→ **REQUIREMENT**
Set down each entry below exactly as it stands.

→ **MATERIAL PROVIDED**
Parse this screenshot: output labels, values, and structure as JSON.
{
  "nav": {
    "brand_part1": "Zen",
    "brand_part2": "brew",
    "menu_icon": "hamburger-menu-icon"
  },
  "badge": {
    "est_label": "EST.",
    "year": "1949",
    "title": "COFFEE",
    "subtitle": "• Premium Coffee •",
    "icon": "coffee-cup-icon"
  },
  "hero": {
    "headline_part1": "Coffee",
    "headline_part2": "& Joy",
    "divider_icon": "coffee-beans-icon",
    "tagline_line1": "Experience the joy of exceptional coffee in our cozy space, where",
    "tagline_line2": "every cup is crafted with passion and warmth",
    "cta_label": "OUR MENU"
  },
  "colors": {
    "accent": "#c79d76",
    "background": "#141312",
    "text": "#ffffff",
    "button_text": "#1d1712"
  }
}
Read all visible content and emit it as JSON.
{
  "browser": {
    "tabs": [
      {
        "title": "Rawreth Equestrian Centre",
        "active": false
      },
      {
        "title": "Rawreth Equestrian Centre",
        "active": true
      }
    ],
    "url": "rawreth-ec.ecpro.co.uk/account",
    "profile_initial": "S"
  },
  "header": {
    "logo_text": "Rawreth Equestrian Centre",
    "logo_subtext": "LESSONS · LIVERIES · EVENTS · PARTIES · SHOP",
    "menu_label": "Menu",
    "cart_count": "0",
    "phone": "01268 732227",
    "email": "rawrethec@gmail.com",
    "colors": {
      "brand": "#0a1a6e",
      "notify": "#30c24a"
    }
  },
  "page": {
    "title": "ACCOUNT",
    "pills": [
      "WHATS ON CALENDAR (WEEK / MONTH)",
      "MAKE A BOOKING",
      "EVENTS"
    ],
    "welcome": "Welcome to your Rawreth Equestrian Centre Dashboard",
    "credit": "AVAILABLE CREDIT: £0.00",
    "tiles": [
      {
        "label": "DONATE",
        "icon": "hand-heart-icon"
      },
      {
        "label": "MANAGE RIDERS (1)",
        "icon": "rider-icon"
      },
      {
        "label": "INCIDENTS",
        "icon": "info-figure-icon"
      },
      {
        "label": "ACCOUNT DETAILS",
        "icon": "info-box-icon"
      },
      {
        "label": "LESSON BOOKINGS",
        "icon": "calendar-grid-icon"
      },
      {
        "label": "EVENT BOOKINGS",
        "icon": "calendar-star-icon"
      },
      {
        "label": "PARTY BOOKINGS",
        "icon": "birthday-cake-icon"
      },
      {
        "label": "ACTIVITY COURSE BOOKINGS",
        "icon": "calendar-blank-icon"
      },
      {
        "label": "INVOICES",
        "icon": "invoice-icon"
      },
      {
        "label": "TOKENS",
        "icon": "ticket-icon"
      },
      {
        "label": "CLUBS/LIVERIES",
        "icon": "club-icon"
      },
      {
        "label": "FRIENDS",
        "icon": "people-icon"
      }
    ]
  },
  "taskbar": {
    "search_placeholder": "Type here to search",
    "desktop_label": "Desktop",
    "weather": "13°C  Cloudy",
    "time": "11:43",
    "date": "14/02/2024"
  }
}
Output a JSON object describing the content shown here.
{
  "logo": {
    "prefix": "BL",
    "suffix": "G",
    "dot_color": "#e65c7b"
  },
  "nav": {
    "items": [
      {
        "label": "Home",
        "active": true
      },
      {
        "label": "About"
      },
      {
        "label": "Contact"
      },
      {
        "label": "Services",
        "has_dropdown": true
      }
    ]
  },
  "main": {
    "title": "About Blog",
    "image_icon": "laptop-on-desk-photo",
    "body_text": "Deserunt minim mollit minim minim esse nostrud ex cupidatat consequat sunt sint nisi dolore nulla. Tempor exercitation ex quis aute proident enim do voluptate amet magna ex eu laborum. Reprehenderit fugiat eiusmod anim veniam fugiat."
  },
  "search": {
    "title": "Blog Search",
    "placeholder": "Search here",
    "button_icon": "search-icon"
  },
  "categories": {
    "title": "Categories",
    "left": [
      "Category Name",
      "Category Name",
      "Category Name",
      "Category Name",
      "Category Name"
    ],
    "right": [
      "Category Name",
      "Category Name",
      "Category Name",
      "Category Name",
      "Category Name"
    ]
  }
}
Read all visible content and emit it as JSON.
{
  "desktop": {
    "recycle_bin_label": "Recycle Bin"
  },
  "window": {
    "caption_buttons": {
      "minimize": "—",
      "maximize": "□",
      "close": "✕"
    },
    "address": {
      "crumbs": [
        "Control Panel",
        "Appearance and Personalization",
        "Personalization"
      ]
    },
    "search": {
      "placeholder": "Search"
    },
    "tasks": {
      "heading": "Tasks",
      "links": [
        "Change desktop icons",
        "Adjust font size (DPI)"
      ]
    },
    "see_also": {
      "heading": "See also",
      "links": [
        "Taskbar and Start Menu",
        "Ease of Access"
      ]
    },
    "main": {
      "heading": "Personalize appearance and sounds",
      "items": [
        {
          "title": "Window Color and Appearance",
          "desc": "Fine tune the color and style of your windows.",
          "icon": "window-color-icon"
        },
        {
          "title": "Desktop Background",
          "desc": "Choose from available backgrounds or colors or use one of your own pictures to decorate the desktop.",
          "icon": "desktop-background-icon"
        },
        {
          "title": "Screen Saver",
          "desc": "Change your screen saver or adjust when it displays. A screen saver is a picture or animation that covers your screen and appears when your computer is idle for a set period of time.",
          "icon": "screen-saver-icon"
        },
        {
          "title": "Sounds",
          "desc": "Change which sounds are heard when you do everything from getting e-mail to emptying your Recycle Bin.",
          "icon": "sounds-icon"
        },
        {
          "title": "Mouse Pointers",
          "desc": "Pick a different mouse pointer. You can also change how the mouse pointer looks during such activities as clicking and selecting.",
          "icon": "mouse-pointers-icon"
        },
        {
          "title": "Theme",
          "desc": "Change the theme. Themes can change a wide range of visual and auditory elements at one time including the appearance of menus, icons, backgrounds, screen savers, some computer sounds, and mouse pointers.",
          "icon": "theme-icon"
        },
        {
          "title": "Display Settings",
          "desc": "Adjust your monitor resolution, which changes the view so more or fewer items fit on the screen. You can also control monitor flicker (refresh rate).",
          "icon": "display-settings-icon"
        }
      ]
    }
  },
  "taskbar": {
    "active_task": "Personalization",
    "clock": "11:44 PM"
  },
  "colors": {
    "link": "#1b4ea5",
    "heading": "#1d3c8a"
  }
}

→ **TASK OUTPUT**
Parse this screenshot: output labels, values, and structure as JSON.
{
  "nav": {
    "brand_part1": "Zen",
    "brand_part2": "brew",
    "menu_icon": "hamburger-menu-icon"
  },
  "badge": {
    "est_label": "EST.",
    "year": "1949",
    "title": "COFFEE",
    "subtitle": "• Premium Coffee •",
    "icon": "coffee-cup-icon"
  },
  "hero": {
    "headline_part1": "Coffee",
    "headline_part2": "& Joy",
    "divider_icon": "coffee-beans-icon",
    "tagline_line1": "Experience the joy of exceptional coffee in our cozy space, where",
    "tagline_line2": "every cup is crafted with passion and warmth",
    "cta_label": "OUR MENU"
  },
  "colors": {
    "accent": "#c79d76",
    "background": "#141312",
    "text": "#ffffff",
    "button_text": "#1d1712"
  }
}
Read all visible content and emit it as JSON.
{
  "browser": {
    "tabs": [
      {
        "title": "Rawreth Equestrian Centre",
        "active": false
      },
      {
        "title": "Rawreth Equestrian Centre",
        "active": true
      }
    ],
    "url": "rawreth-ec.ecpro.co.uk/account",
    "profile_initial": "S"
  },
  "header": {
    "logo_text": "Rawreth Equestrian Centre",
    "logo_subtext": "LESSONS · LIVERIES · EVENTS · PARTIES · SHOP",
    "menu_label": "Menu",
    "cart_count": "0",
    "phone": "01268 732227",
    "email": "rawrethec@gmail.com",
    "colors": {
      "brand": "#0a1a6e",
      "notify": "#30c24a"
    }
  },
  "page": {
    "title": "ACCOUNT",
    "pills": [
      "WHATS ON CALENDAR (WEEK / MONTH)",
      "MAKE A BOOKING",
      "EVENTS"
    ],
    "welcome": "Welcome to your Rawreth Equestrian Centre Dashboard",
    "credit": "AVAILABLE CREDIT: £0.00",
    "tiles": [
      {
        "label": "DONATE",
        "icon": "hand-heart-icon"
      },
      {
        "label": "MANAGE RIDERS (1)",
        "icon": "rider-icon"
      },
      {
        "label": "INCIDENTS",
        "icon": "info-figure-icon"
      },
      {
        "label": "ACCOUNT DETAILS",
        "icon": "info-box-icon"
      },
      {
        "label": "LESSON BOOKINGS",
        "icon": "calendar-grid-icon"
      },
      {
        "label": "EVENT BOOKINGS",
        "icon": "calendar-star-icon"
      },
      {
        "label": "PARTY BOOKINGS",
        "icon": "birthday-cake-icon"
      },
      {
        "label": "ACTIVITY COURSE BOOKINGS",
        "icon": "calendar-blank-icon"
      },
      {
        "label": "INVOICES",
        "icon": "invoice-icon"
      },
      {
        "label": "TOKENS",
        "icon": "ticket-icon"
      },
      {
        "label": "CLUBS/LIVERIES",
        "icon": "club-icon"
      },
      {
        "label": "FRIENDS",
        "icon": "people-icon"
      }
    ]
  },
  "taskbar": {
    "search_placeholder": "Type here to search",
    "desktop_label": "Desktop",
    "weather": "13°C  Cloudy",
    "time": "11:43",
    "date": "14/02/2024"
  }
}
Output a JSON object describing the content shown here.
{
  "logo": {
    "prefix": "BL",
    "suffix": "G",
    "dot_color": "#e65c7b"
  },
  "nav": {
    "items": [
      {
        "label": "Home",
        "active": true
      },
      {
        "label": "About"
      },
      {
        "label": "Contact"
      },
      {
        "label": "Services",
        "has_dropdown": true
      }
    ]
  },
  "main": {
    "title": "About Blog",
    "image_icon": "laptop-on-desk-photo",
    "body_text": "Deserunt minim mollit minim minim esse nostrud ex cupidatat consequat sunt sint nisi dolore nulla. Tempor exercitation ex quis aute proident enim do voluptate amet magna ex eu laborum. Reprehenderit fugiat eiusmod anim veniam fugiat."
  },
  "search": {
    "title": "Blog Search",
    "placeholder": "Search here",
    "button_icon": "search-icon"
  },
  "categories": {
    "title": "Categories",
    "left": [
      "Category Name",
      "Category Name",
      "Category Name",
      "Category Name",
      "Category Name"
    ],
    "right": [
      "Category Name",
      "Category Name",
      "Category Name",
      "Category Name",
      "Category Name"
    ]
  }
}
Read all visible content and emit it as JSON.
{
  "desktop": {
    "recycle_bin_label": "Recycle Bin"
  },
  "window": {
    "caption_buttons": {
      "minimize": "—",
      "maximize": "□",
      "close": "✕"
    },
    "address": {
      "crumbs": [
        "Control Panel",
        "Appearance and Personalization",
        "Personalization"
      ]
    },
    "search": {
      "placeholder": "Search"
    },
    "tasks": {
      "heading": "Tasks",
      "links": [
        "Change desktop icons",
        "Adjust font size (DPI)"
      ]
    },
    "see_also": {
      "heading": "See also",
      "links": [
        "Taskbar and Start Menu",
        "Ease of Access"
      ]
    },
    "main": {
      "heading": "Personalize appearance and sounds",
      "items": [
        {
          "title": "Window Color and Appearance",
          "desc": "Fine tune the color and style of your windows.",
          "icon": "window-color-icon"
        },
        {
          "title": "Desktop Background",
          "desc": "Choose from available backgrounds or colors or use one of your own pictures to decorate the desktop.",
          "icon": "desktop-background-icon"
        },
        {
          "title": "Screen Saver",
          "desc": "Change your screen saver or adjust when it displays. A screen saver is a picture or animation that covers your screen and appears when your computer is idle for a set period of time.",
          "icon": "screen-saver-icon"
        },
        {
          "title": "Sounds",
          "desc": "Change which sounds are heard when you do everything from getting e-mail to emptying your Recycle Bin.",
          "icon": "sounds-icon"
        },
        {
          "title": "Mouse Pointers",
          "desc": "Pick a different mouse pointer. You can also change how the mouse pointer looks during such activities as clicking and selecting.",
          "icon": "mouse-pointers-icon"
        },
        {
          "title": "Theme",
          "desc": "Change the theme. Themes can change a wide range of visual and auditory elements at one time including the appearance of menus, icons, backgrounds, screen savers, some computer sounds, and mouse pointers.",
          "icon": "theme-icon"
        },
        {
          "title": "Display Settings",
          "desc": "Adjust your monitor resolution, which changes the view so more or fewer items fit on the screen. You can also control monitor flicker (refresh rate).",
          "icon": "display-settings-icon"
        }
      ]
    }
  },
  "taskbar": {
    "active_task": "Personalization",
    "clock": "11:44 PM"
  },
  "colors": {
    "link": "#1b4ea5",
    "heading": "#1d3c8a"
  }
}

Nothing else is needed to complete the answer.